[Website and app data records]

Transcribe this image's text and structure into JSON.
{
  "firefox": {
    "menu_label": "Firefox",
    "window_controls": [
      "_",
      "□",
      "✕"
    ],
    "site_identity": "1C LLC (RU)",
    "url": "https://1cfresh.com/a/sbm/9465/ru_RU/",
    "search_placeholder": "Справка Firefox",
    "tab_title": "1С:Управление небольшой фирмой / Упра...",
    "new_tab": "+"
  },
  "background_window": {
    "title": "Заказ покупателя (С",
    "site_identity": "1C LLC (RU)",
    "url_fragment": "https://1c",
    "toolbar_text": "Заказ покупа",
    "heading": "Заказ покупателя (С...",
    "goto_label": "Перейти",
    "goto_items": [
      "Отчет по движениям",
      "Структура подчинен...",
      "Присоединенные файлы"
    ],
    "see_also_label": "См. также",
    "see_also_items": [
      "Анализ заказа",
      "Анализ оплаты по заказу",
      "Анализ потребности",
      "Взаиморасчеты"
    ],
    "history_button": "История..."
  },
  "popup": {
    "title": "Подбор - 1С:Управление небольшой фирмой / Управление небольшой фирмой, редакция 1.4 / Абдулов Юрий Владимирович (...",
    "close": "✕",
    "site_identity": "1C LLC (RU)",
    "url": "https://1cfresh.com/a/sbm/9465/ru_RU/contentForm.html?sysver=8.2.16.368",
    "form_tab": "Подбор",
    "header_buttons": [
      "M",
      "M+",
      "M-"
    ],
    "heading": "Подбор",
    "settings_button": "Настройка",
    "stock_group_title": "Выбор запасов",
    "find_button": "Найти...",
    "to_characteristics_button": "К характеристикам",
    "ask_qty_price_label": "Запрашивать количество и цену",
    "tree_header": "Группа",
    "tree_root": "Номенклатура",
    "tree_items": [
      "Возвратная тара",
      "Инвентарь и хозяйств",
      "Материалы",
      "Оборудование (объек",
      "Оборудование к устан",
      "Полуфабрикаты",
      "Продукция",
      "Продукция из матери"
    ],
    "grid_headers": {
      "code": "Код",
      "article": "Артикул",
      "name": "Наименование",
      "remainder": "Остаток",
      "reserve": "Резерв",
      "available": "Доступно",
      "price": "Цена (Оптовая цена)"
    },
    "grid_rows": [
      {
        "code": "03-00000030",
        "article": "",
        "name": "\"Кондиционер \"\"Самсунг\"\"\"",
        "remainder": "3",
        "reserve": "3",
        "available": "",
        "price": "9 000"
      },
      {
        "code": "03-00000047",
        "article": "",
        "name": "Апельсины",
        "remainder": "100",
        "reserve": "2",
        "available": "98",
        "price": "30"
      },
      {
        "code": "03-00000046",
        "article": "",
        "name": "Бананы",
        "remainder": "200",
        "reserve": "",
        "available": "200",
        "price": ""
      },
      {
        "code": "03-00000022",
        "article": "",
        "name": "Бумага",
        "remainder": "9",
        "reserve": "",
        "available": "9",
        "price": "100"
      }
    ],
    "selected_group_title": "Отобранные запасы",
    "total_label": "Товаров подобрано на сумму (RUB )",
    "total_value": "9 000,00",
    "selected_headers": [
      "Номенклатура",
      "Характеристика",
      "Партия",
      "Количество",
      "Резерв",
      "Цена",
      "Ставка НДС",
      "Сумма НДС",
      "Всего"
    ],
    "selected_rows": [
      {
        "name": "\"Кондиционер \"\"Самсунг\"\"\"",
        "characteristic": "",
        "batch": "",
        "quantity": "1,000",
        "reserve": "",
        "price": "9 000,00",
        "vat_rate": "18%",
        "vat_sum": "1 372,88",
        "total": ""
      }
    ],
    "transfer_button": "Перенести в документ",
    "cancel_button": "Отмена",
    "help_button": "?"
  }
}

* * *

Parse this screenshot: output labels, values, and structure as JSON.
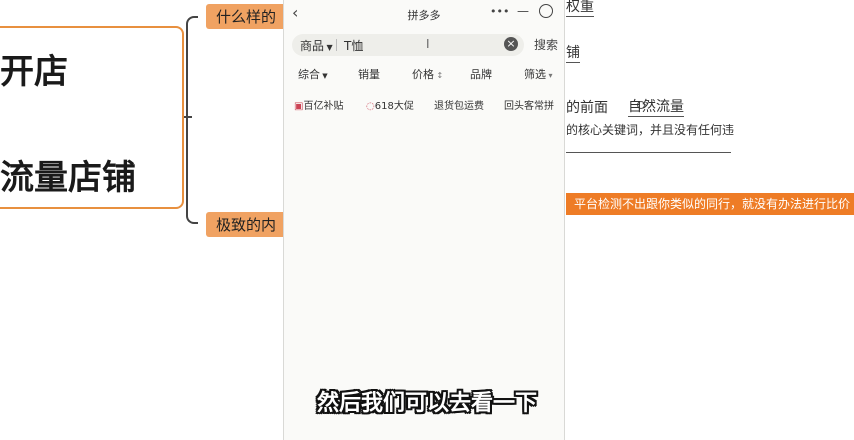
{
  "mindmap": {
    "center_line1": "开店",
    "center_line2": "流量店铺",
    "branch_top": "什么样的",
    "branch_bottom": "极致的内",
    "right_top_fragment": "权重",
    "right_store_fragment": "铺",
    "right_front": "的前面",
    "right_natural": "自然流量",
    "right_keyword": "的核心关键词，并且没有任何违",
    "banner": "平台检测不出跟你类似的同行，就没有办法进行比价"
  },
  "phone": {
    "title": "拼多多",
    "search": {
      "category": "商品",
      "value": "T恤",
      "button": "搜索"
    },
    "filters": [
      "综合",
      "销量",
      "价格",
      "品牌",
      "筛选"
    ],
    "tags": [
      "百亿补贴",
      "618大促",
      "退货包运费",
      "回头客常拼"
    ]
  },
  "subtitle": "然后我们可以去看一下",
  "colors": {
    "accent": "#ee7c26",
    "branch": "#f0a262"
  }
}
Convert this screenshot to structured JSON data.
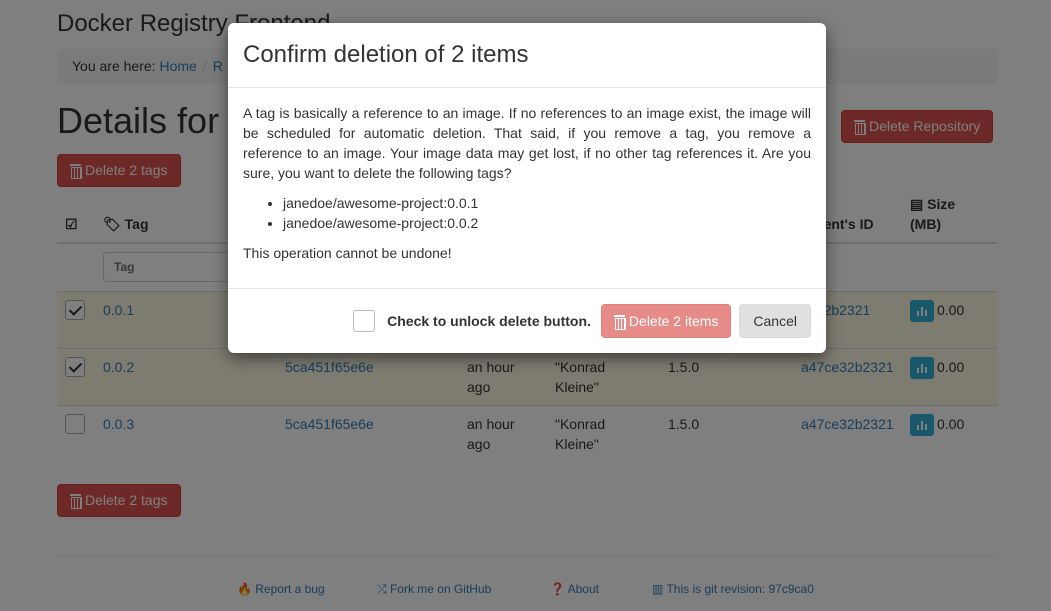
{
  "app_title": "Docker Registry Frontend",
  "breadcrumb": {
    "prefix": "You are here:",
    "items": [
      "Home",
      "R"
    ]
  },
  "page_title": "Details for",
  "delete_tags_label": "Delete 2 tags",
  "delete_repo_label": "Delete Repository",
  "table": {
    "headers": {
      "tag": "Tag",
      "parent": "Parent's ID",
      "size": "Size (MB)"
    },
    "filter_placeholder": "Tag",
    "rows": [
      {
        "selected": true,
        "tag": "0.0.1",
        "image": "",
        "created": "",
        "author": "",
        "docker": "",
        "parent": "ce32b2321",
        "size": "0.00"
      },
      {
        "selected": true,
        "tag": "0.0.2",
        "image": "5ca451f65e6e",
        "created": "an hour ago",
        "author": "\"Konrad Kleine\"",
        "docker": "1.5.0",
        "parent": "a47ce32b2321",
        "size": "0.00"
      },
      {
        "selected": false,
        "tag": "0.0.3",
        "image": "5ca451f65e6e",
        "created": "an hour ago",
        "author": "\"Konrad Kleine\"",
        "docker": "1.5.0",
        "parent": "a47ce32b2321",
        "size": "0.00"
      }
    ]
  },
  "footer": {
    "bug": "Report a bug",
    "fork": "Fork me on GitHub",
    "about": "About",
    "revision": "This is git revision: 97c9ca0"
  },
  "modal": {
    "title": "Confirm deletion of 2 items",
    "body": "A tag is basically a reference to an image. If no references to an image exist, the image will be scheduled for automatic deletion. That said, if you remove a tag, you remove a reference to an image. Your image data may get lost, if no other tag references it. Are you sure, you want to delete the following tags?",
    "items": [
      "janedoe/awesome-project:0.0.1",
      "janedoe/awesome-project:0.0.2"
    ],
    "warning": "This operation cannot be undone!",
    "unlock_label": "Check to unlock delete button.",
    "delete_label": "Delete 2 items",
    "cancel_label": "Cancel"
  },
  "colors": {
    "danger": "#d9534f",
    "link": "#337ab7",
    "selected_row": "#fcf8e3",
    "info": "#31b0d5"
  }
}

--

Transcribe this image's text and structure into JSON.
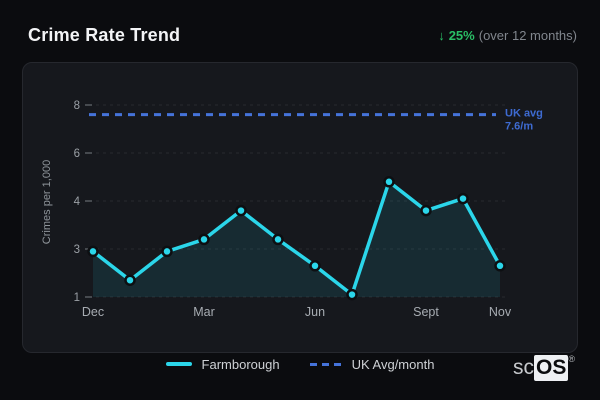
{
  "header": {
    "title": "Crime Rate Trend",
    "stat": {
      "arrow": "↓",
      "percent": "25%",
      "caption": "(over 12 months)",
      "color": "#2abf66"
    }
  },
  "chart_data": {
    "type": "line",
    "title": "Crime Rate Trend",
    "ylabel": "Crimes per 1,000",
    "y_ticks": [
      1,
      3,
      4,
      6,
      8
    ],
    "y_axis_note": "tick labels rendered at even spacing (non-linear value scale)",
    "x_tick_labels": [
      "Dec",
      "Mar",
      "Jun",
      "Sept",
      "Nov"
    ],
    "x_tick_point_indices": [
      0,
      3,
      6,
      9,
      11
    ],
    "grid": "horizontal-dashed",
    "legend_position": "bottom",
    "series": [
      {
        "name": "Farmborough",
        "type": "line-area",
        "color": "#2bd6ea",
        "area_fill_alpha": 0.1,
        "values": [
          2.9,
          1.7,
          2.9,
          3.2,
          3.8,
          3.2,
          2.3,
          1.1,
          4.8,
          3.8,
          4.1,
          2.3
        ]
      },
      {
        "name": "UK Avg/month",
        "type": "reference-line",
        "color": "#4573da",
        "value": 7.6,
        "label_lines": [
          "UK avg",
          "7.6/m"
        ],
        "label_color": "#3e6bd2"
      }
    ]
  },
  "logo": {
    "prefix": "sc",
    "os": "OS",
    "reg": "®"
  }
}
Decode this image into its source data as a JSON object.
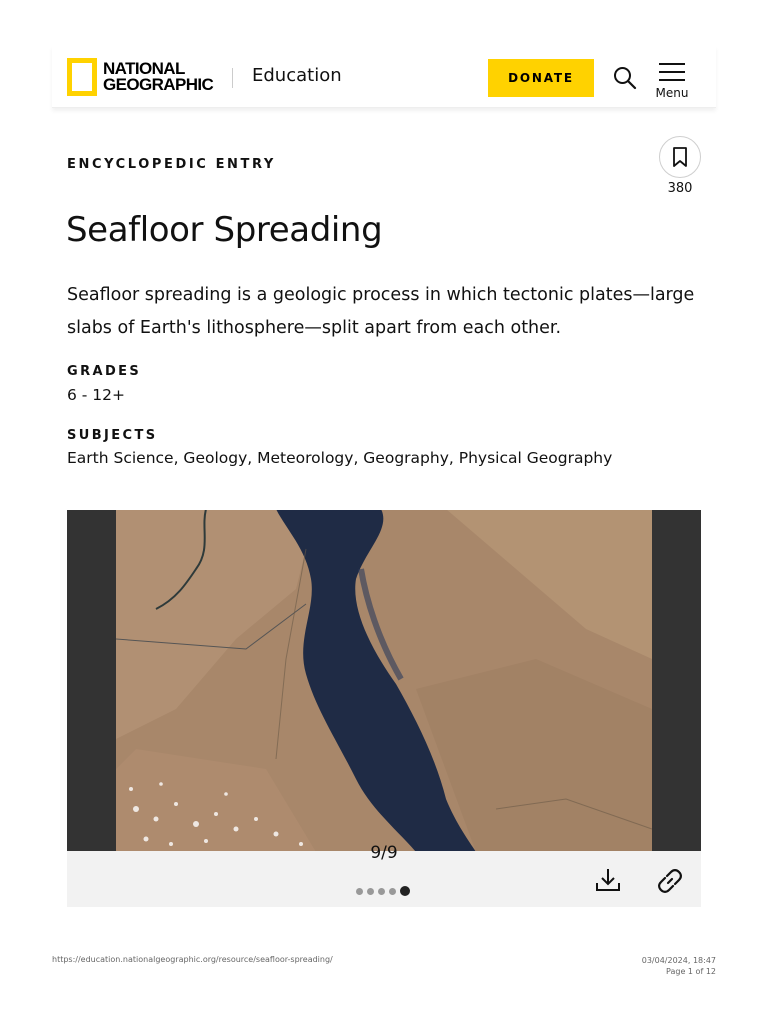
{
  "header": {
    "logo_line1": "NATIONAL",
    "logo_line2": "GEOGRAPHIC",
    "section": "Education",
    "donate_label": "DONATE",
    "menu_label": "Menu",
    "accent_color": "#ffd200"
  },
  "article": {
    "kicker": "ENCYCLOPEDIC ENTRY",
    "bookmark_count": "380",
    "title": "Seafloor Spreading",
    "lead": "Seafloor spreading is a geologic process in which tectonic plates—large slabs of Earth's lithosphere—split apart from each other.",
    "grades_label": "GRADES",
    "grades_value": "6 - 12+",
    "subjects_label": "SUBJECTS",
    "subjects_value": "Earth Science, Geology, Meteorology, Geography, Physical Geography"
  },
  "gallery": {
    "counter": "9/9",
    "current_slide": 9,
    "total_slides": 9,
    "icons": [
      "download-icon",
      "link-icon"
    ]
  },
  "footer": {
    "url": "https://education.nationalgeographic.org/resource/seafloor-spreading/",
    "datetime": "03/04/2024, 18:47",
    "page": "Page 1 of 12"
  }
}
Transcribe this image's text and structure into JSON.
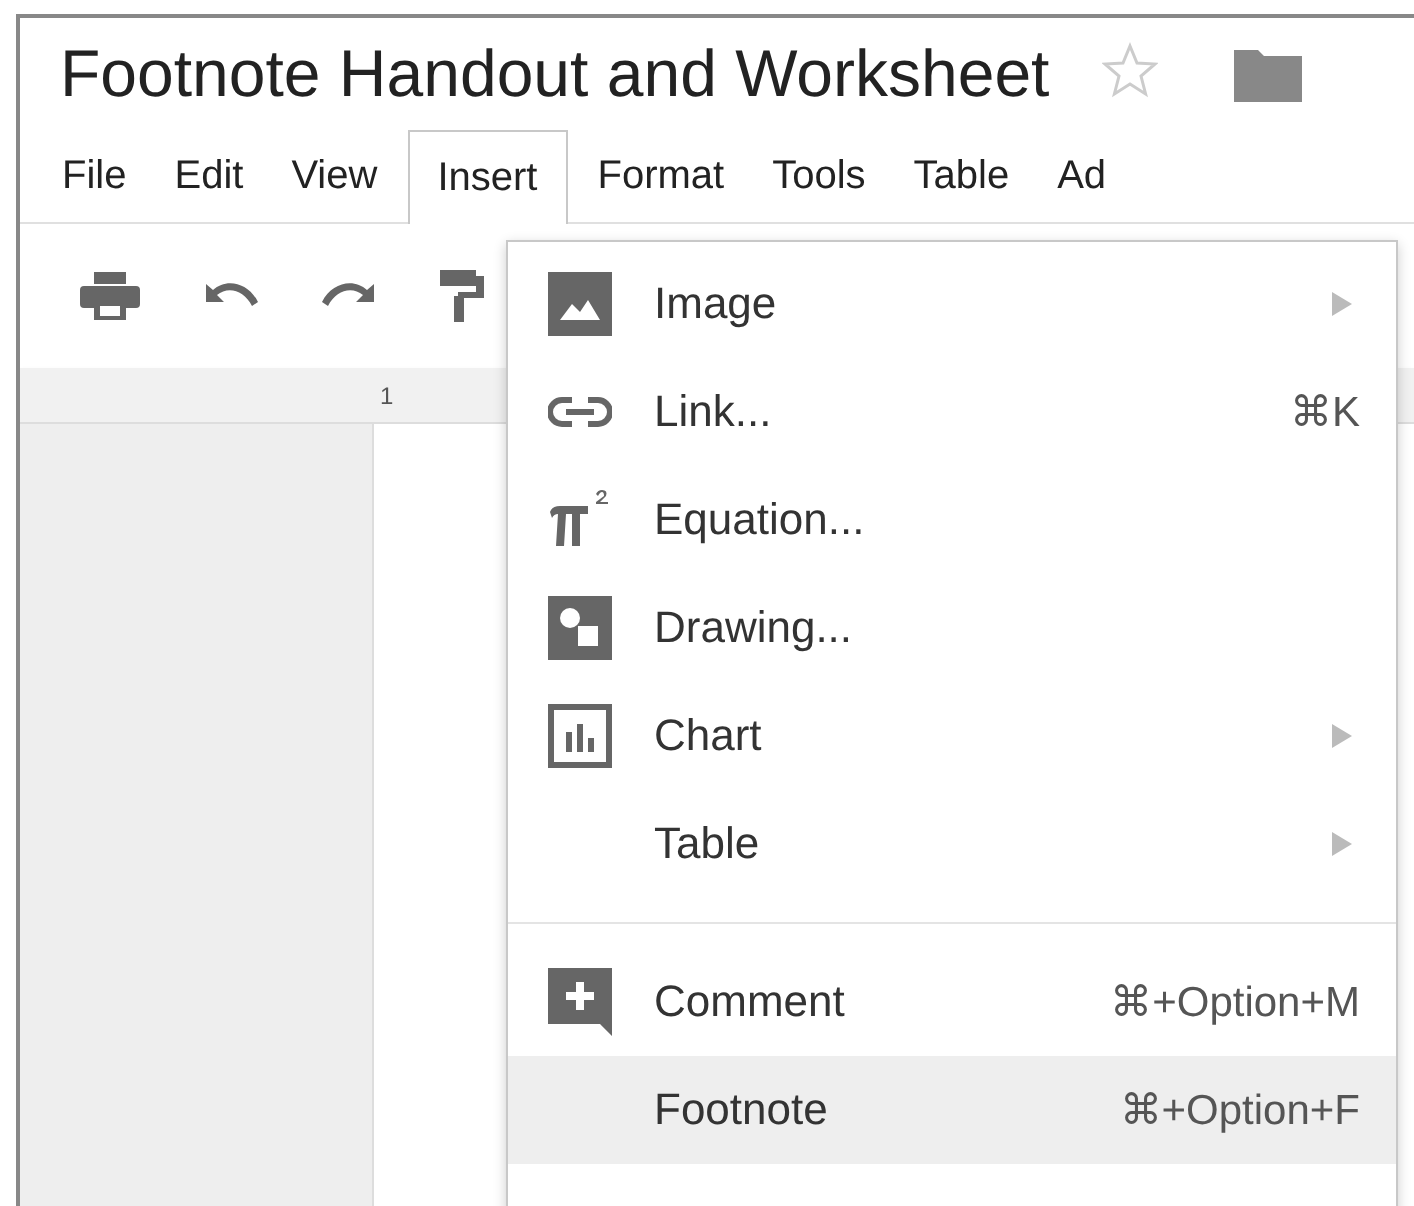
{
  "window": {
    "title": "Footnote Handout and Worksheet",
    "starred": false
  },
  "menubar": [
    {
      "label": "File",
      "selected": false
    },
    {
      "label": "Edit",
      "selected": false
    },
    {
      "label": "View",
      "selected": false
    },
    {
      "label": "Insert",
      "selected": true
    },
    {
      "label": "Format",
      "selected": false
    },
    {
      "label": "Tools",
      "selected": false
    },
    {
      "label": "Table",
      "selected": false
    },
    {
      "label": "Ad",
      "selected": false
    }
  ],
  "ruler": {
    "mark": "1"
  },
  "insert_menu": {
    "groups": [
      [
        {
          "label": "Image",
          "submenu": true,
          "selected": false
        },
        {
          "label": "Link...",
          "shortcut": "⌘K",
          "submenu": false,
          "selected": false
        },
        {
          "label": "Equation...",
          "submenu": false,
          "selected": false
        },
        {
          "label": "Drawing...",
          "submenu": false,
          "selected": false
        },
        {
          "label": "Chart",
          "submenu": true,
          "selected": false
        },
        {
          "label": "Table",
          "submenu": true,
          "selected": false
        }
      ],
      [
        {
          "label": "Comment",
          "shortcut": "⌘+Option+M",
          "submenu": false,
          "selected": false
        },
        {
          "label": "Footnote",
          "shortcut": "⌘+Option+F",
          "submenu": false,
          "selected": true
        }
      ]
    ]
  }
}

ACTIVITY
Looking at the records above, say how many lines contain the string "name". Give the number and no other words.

COMPLETED EXERCISE
8